    • Metalworking Contest

      Metalworking Contest
    • Water Contest

      Water Contest
    • Creative Misuse Contest

      Creative Misuse Contest

    31 Discussions

    Really very high speed Photography. You captured some good Pictures.Here you can find online magazines, animation magazine, vintage magazines Just visit and find thousand of magazines arranged by categories for the visitors.

    you may tie the balloon to a string or hang it so that you can have one extra hand to hold your shutter release chord.

    or better use the 10-second timer of ur camera and hit the balloon at the exact time the 10th second strikes.

    this is awesome very cool dude, i will practice this one......thanks a lot!!

    Hate to comment again, but what do you suggest is suitable for protection of the lens and camera? Knowing my luck –which resembles Murphy's Law– I'd most likely splatter my Tamron lens and Sony D-SLR A100... not willing to risk it without protecting the equipment as well as retaining a great effect (i.e. without splattering milk or water on a protective shield, not too happy about that). Any thoughts?

    2 replies

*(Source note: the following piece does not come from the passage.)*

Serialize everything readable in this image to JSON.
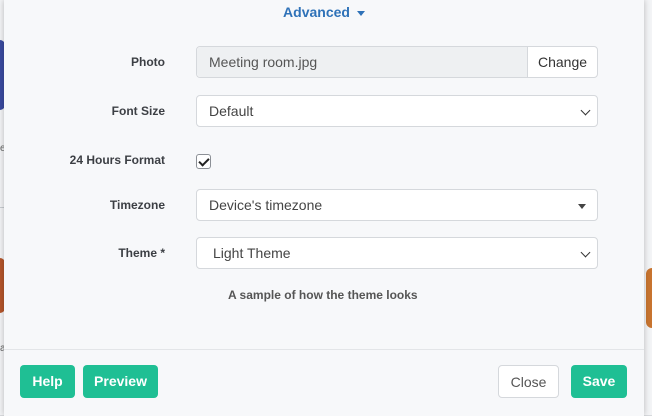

    That's actually a pretty good question. I ran into this problem one time before when I was experimenting with eggs. The camera is pretty resilient and there's not much you can do to protect it unless you want to rig it with a plastic bag or if you have the money you can get an underwater housing. But I don't think there will be enough water/milk to damage your camera. What you should worry about however is your lens. It's not really good to get it dirty with milk and water stains. I'd recommend getting a cheap UV filter to put on your camera however so if any water or milk does hit it you won't have to worry about wiping down your lens but just a cheap filter.

    Thank you for the quick reply, I wasn't expecting one so soon!
    Well, I already had my UV filters attached to my lenses for quite a while, maybe I'm just being a bit too cautious. However, I was thinking about just propping up a sheet of clear, clean Plexiglas then drilling a spot for my flash... with any such luck, maybe I'd be able to take a clear photo without as much risk. I don't know if that's such a great idea, though.

     The first photo is the best one i got. I love it. Let me know what you guys think. I left the shutter open then flashed it with my point and shoot camera from the side or above like the bottom picture.

    2 replies

    Great pictures man! I actually really like the ripples in the second shot but your first shot is awesome!

    Impressive! And much easier than expected, to boot! I've gotta try this with my DSLR and maybe use another Instructable to get that old flash working...

    You don't really need a "good enough" camera. Most simple point and shoots have the ability to do a few second exposures that would allow you to still attempt this. :)

    I have a cheap digital camera, but I don't know how to change the exposure. How do you do that?

    Do you think that a one second apperture exposure would be enough? Sadly that's the highest that mine does.

    1 second? is it a mobile. usually a camera has an "M" or "P" mode that you can use to change settings

    Yes it does have a / p / m, no it's not a phone and it can do anything from 1/1000th of a second to 1 second shutter speed.

    mine goes from 1/1200 to 8 second shutter speed :) btw nice nikon and is there any other way without external flash?

    If you have a fast shutter and a good aperture then it is possible to catch some high speed stuff, though not so easily, but this is the way I've figured out....perhaps with some tinkering you can figure out a different way yourself.